Design and implementation of an on-demand ad-hoc routing algorithm for a positional communication system.

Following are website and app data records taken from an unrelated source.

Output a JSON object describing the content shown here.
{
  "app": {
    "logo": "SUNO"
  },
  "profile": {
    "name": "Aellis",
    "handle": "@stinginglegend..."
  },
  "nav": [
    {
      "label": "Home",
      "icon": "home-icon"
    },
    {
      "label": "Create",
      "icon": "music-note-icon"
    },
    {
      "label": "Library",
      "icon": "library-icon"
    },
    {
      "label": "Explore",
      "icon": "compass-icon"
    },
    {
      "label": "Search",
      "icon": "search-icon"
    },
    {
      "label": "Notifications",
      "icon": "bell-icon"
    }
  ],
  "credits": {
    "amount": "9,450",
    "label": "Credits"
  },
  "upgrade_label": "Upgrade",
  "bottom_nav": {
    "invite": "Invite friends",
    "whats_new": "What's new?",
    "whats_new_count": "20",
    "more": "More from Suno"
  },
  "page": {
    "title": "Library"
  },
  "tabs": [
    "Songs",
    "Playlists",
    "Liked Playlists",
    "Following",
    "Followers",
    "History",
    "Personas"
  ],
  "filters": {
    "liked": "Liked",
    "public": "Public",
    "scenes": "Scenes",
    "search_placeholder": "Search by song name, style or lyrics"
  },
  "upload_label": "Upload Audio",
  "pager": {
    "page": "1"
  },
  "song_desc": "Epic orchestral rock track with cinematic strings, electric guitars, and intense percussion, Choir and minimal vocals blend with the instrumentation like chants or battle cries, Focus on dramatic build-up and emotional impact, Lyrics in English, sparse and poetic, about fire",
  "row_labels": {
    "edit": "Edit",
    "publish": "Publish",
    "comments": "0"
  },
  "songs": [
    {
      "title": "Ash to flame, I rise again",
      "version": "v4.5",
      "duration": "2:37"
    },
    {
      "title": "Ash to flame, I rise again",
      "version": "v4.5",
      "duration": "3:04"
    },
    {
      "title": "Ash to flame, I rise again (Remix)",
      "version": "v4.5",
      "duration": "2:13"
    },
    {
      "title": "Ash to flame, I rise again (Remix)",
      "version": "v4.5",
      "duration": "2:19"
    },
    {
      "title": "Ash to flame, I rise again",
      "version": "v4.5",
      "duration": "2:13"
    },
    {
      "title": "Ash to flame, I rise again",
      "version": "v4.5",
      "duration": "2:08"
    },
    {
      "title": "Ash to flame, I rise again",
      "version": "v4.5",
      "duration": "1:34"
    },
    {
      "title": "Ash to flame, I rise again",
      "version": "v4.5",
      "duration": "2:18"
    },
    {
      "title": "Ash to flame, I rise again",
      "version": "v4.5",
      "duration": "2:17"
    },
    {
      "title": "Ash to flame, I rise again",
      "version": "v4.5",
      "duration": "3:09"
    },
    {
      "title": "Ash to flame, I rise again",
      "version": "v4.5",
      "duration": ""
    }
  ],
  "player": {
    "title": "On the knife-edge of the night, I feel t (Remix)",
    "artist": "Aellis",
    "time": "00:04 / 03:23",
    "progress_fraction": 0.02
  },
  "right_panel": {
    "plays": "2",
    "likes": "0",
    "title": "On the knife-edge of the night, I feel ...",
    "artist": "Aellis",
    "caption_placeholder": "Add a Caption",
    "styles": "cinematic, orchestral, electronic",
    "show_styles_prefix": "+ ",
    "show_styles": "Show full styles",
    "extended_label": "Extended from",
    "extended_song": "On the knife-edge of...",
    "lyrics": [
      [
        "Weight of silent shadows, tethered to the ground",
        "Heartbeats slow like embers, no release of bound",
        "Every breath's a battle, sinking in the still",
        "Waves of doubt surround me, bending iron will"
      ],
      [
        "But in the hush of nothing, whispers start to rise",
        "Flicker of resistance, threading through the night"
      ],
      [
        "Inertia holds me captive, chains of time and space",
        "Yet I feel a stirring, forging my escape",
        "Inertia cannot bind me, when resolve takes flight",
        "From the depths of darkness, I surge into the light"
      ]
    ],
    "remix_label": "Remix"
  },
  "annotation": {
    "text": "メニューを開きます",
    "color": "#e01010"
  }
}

A mobile ad-hoc network is an autonomous network of mobile devices that are connected via wireless links. In such networks there is no pre-existing infrastructure and nodes are free to move in a random fashion. Due to this mobility mobile ad-hoc networks have dynamic topologies. A host in the network typically has limited bandwidth and energy resources. Routing is a major challenge in the development of such systems and there have been many solutions proposed in the recent past. The aim of this work is to design and implement a routing scheme for a Positional Communication System (PCS). The PCS is a network of mobile handheld pocket PCs connected via wireless interfaces. The system allows voice and data communication between nodes in the network. This dissertation addresses the process of designing a routing protocol for an ad-hoc network. There have been many proposed algorithms that solve the routing problem in a mobile ad-hoc network. It is a difficult task to compare the performance of'these protocols qualitatively as there are many parameters that affect network performance. Various simulation packages for networks of this type exist. One such package is the Network Simulator (NS-2). It is a discrete time event simulator that can be used to model wired and wireless networks. This dissertation presents NS-2 simulations that compare four recently proposed routing algorithms. From this comparison study it is shown that on-demand algorithms perform best in a mobile ad-hoc environment. The dissertation then describes the design of a novel on-demand routing algorithm. The ondemand algorithms proposed thus far use a blind flooding technique during the route discovery process. This method is inefficient and creates excessive routing overhead. The routing protocol proposed in the dissertation implements a query localization technique that significantly reduces the network traffic. The protocol also introduces a load checking metric in addition to the metric used by most on-demand schemes, namely hop count. Simulation results show that such a scheme makes the on-demand routing algorithm more efficient and scalable than existing ones. It is widely believed that prior to implementing a routing protocol in real world systems it is essential that it is tested and validated on a test-bed. The dissertation presents the implementation of an on-demand routing algorithm in a Positional Communication System test-bed, where each handheld PC in the network runs an embedded Linux operating system.